The Magazine for Underwater Professionals
Michael Cocks pays a visit to Commercial Diver Training Ltd in Cornwall
Earlier this year I received an invitation to visit a new commercial diving school in Cornwall, UK, from George Gradon, whom I had met some years ago at Bovisand. After three years of planning, Commercial Diver Training Ltd (CDT) was set up by George and Warren ‘Sal’ Salliss, who are partners in a commercial diving company.
George spends some time as an active saturation diver with Subsea 7 and Sal, having spent 15 years in the Royal Marines, is now qualified as a commercial diver. They are joined by Sal’s wife, Tamsin, who is also a qualified commercial diver.
The instructors are experienced working divers and the equipment is the most modern. For its Surface Supplied Diver course, the school operates mainly from the Hambledon, a former Admiralty fleet tender, which has accommodation for 12 students and staff. Diving takes place around the harbour of Fowey and for two weeks at the end of the course, mainly for deeper dives, out of the Mayflower Marina in Plymouth. The nine-week courses run from March to October. Since my visit, a second fleet tender, Loyal Watcher, has been bought; its primary purpose will be for the school’s Professional Scuba course and it has accommodation for 16.

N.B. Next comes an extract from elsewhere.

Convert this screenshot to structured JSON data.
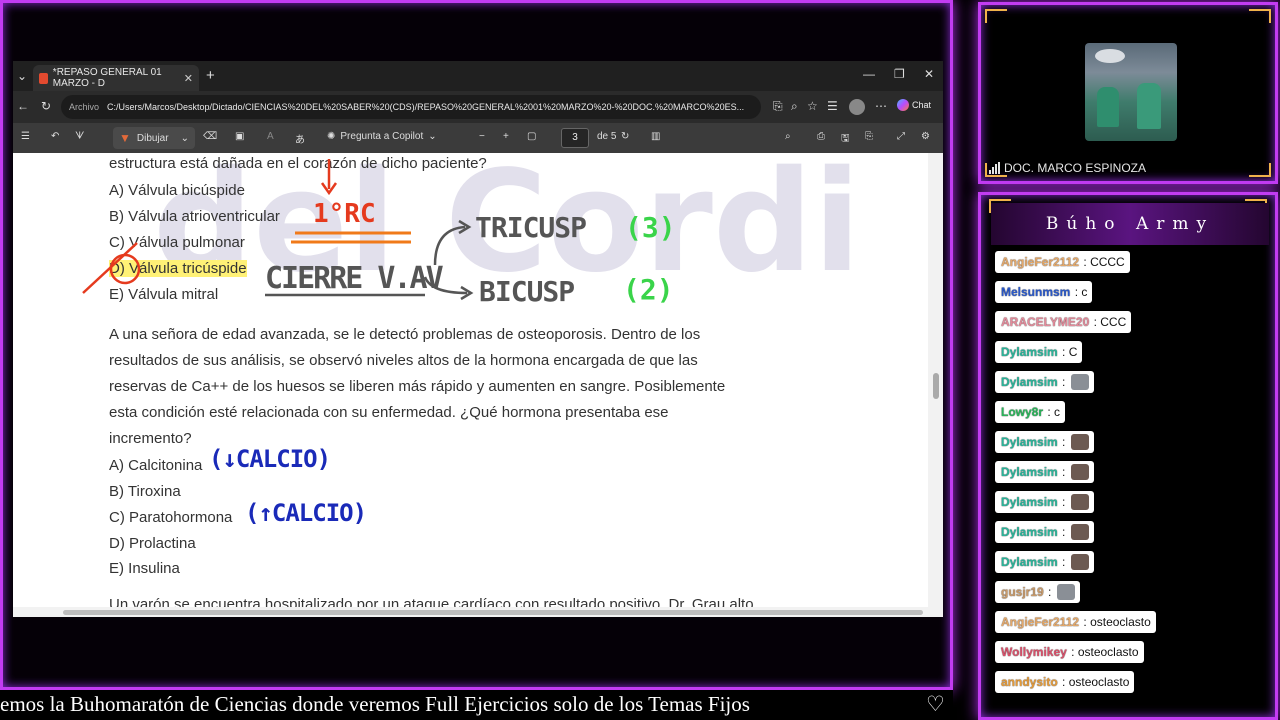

The Surface Supplied Diver course is one of the most intensive I have seen and students have to have a basic scuba qualification before being allowed on the course. They are encouraged to take part in a two-day aptitude test to see that they are happy working underwater in full commercial gear, for up to an hour. I paid two visits to the school and on the second visit there were 10 students, who had all joined after checking in advance the quality of the training.
The first four weeks of training are spent on professional scuba training (mainly media, scientific and archaeological) with tasks developed with local academic and historical bodies. Diving takes place in various locations within Fowey Harbour and the open sea. For the final week on this part of the course they dive in band masks.
They then spend four weeks diving in surface supply equipment, with the diving split between Fowey’s sheltered harbour and Plymouth’s deepwater. The course is based around a wide variety of inshore/marine civil tasks, including the use of a range of hydraulic and pneumatic tools, surface and underwater welding and burning and general construction tasks.
CDT’s one-week Offshore Top Up course is also carried out in Plymouth. Students complete dives from a wet bell, using hot water suits, and undertake a number of mid-water tasks. Surface umbilical and bell umbilical management systems are also covered during this final module of CDT’s nine-week programme.
I was pleased to learn that dives can last up to 90 minutes and a variety of tasks are given for the students to carry out. In Plymouth they do two 45-metre dives and on the second have to ascend up a shot line, with a 30-minute in-water stop. This compares well with my training dive in a hot water suit and wet bell, spending only 10 seconds at 50 metres. I have long argued that students should be subjected to what I loosely describe as “controlled stress”. Some of the Plymouth dives are out of a wet bell. All the equipment is the most modern and out of the course fee students are provided with a dry suit and other equipment.
On my first visit I was accompanied underwater by my commercial diving doctor, Maarten Van Kets, who qualified as an HSE Part 1 Offshore Diver in 1997. On our dives we used modern hot water suits and KMB 37 helmets. In Fowey I was accompanied by a student, Zac Hollis, who was to do some cutting. As I have said, students have to undertake a wide variety of tasks at different destinations around Fowey Harbour, including underwater surveying of a variety of vessels. I was impressed by the quality of students and pleased to learn most of the previous trainees have found work. It is not easy for a new school to be set up; at one stage we had seven training establishments in Britain, so it is good to see that commercial diver training in the United Kingdom is on a firm footing again.
This visit was my 40th to a commercial diver training school around the world. I never describe myself as a working commercial diver but think I have enough common sense to judge what students need in their training. It is vital during training that they use the most modern equipment and are given challenging tasks to perform. On my second visit I was particularly impressed as to how the 10 students worked as a team and took the utmost care in looking after me.
It was good to see commercial diver training return to my home county, Cornwall, and also to find that the very small village of Kelynack, my third christian name, is now on the tourist map. I was particularly pleased to be able to dive with my commercial diving doctor, who performs very thorough general medical check-ups on me, as is certainly needed as I pass my 78th birthday.